I’ve started a blog for pieces that are longer than typical Medium posts. I’ll be posting excerpts from the blog here; what follows is the first part of the inaugural post about personal development and how we choose to measure ourselves.
“When we talk, we communicate with our whole bodies.”
Virgina Satir wrote that in The New Peoplemaking, her book on family systems and childrearing. It sounds obvious in hindsight, but it is often not explicitly transparent to people. (In fact, this can be said for most of The New Peoplemaking.)
What makes something obvious? As I see it, the closer you are to realizing an insight, the less new information you’ll need to come to the realization, and thus the more obvious it will be in hindsight.
But more importantly, Satir’s pearl of wisdom can be generalized to something that also sounds obvious but is easy to overlook: whatever we do, we do it with our entire being. Our entire being reflects itself in how write, how we sing, how we think creatively, how we walk, how we dance and how do the dishes or mow the lawn.

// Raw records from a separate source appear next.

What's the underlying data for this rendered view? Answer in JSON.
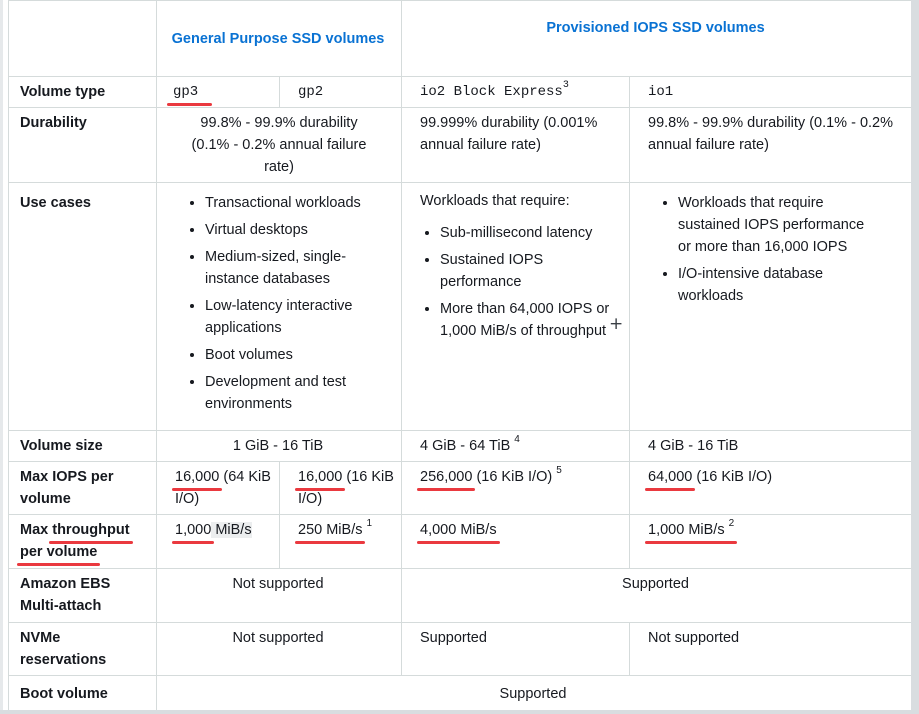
{
  "headers": {
    "gp": "General Purpose SSD volumes",
    "piops": "Provisioned IOPS SSD volumes"
  },
  "rows": {
    "volume_type": {
      "label": "Volume type",
      "gp3": "gp3",
      "gp2": "gp2",
      "io2": "io2 Block Express",
      "io2_sup": "3",
      "io1": "io1"
    },
    "durability": {
      "label": "Durability",
      "gp": "99.8% - 99.9% durability (0.1% - 0.2% annual failure rate)",
      "io2": "99.999% durability (0.001% annual failure rate)",
      "io1": "99.8% - 99.9% durability (0.1% - 0.2% annual failure rate)"
    },
    "use_cases": {
      "label": "Use cases",
      "gp": [
        "Transactional workloads",
        "Virtual desktops",
        "Medium-sized, single-instance databases",
        "Low-latency interactive applications",
        "Boot volumes",
        "Development and test environments"
      ],
      "io2_intro": "Workloads that require:",
      "io2": [
        "Sub-millisecond latency",
        "Sustained IOPS performance",
        "More than 64,000 IOPS or 1,000 MiB/s of throughput"
      ],
      "io1": [
        "Workloads that require sustained IOPS performance or more than 16,000 IOPS",
        "I/O-intensive database workloads"
      ]
    },
    "volume_size": {
      "label": "Volume size",
      "gp": "1 GiB - 16 TiB",
      "io2": "4 GiB - 64 TiB",
      "io2_sup": "4",
      "io1": "4 GiB - 16 TiB"
    },
    "max_iops": {
      "label": "Max IOPS per volume",
      "gp3_value": "16,000",
      "gp3_rest": " (64 KiB I/O)",
      "gp2_value": "16,000",
      "gp2_rest": " (16 KiB I/O)",
      "io2_value": "256,000",
      "io2_rest": " (16 KiB I/O)",
      "io2_sup": "5",
      "io1_value": "64,000",
      "io1_rest": " (16 KiB I/O)"
    },
    "max_throughput": {
      "label_1": "Max ",
      "label_2": "throughput",
      "label_3": "per volume",
      "gp3_value": "1,000",
      "gp3_rest": " MiB/s",
      "gp2": "250 MiB/s",
      "gp2_sup": "1",
      "io2": "4,000 MiB/s",
      "io1": "1,000 MiB/s",
      "io1_sup": "2"
    },
    "multi_attach": {
      "label": "Amazon EBS Multi-attach",
      "gp": "Not supported",
      "piops": "Supported"
    },
    "nvme": {
      "label": "NVMe reservations",
      "gp": "Not supported",
      "io2": "Supported",
      "io1": "Not supported"
    },
    "boot_volume": {
      "label": "Boot volume",
      "all": "Supported"
    }
  },
  "colors": {
    "header_blue": "#0972d3",
    "annotation_red": "#e8232a",
    "border": "#d5dbdb"
  }
}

In other words, when we solve problems, when we work, whatever we do as part of a job, we do so with the entirety of who we are. Yet the society in which we lives focuses on people with strongly developed “parts.” By and large, our approaches to the job interview process, to selecting individuals for admission into schools, or for grants, or to filtering startups into accelerators relies on assessing how certain aspects of a person, (or company) have been developed.
Admittedly, this tendency was stronger in the past when people took aptitude tests that were scored by IBM machines. But still to this day there is much hubbub about how students fare standardized tests like the SAT which is a rough proxy for IQ. And IQ would be one “part” of a person; measuring it doesn’t come close to measuring the whole person.
We ignore the other aspects of who we are at our peril, in at least two ways. First, an over-emphasis on filtering for IQ has led to plenty of trouble and a whole lot of wasted effort based on imprecise concepts. Second, there is an opportunity cost — by ignoring the other aspects of existing as a human being, we have a society where people can be rewarded for developing parts of themselves at the cost of the whole. So situations where people wind up using advanced degrees in chemistry to make fast-food more profitableare not uncommon.
There are, however, some alternatives.
Click here to continue reading about alternative considerations for thinking about people as well as the two interdicts of personal growth .